With luck on your side you may see a kingfisher down by the river or the great white egret fishing along the shallows of the lakeshore. Having returned from France where it spends its summer, the great white egret will now spend the rest of autumn and winter here. In late October we may also see our first sightings of a bittern; last year we were treated to a long stay by a very obliging bird which showed well for visitors and photographers alike, so as the reed beds die back creating greater vantage points this is our best time to wait and see.

Blashford-Clifden-non-pareil-upperside-by-Bob-ChapmanWhen the light starts to fade the bats emerge to catch their night’s hunt and we continue to run our light trap for moths. The mild nights will be perfect conditions for catching some migrant rarities such as the vestal, as well as some more regular finds like the Clifden nonpareil or blue underwing, which has slowly become more established locally in southern England.

The Blashford Lakes Project is a partnership between Bournemouth Water, Hampshire and Isle of Wight Wildlife Trust and Wessex Water.
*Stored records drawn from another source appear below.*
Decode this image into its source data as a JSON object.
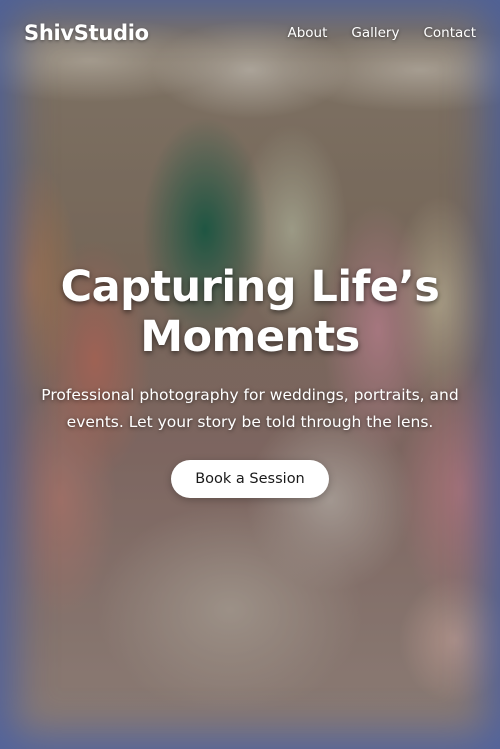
{
  "brand": {
    "name": "ShivStudio"
  },
  "nav": {
    "links": [
      {
        "label": "About"
      },
      {
        "label": "Gallery"
      },
      {
        "label": "Contact"
      }
    ]
  },
  "hero": {
    "headline": "Capturing Life’s Moments",
    "subtext": "Professional photography for weddings, portraits, and events. Let your story be told through the lens.",
    "cta_label": "Book a Session",
    "background_description": "group photo of wedding party in traditional Indian attire"
  },
  "colors": {
    "text": "#ffffff",
    "button_bg": "#ffffff",
    "button_text": "#1a1a1a",
    "edge_tint": "#3c5aaa"
  }
}
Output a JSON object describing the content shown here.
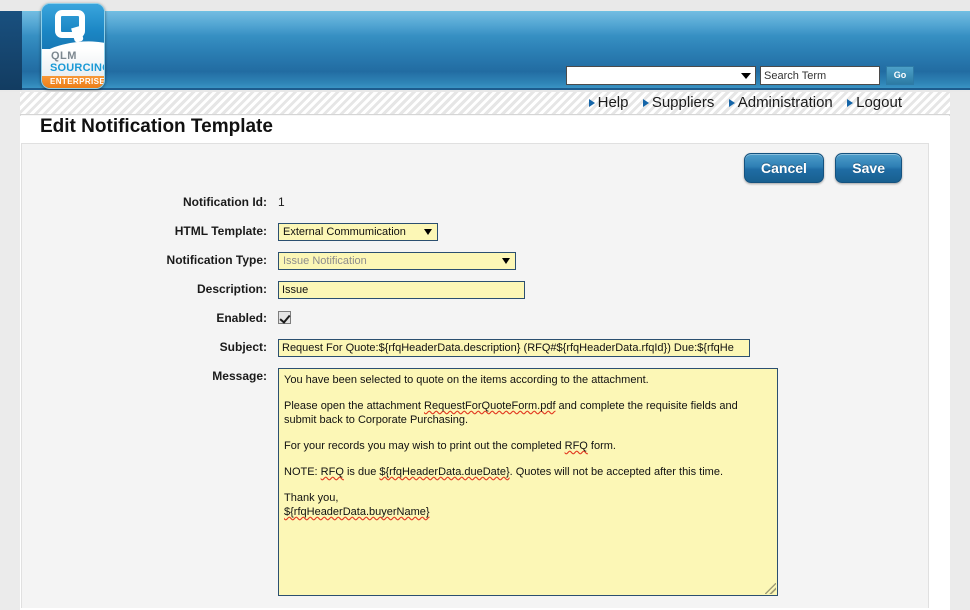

The reserve is managed by Hampshire & Isle of Wight Wildlife Trust, a charity that aims to protect local wildlife and inspire people.

For information on upcoming events visit our website:www.hiwwt.org.uk or phone: 01425 472760. For up-to-date wildlife information visit our blog:
blashfordlakes.wordpress.com.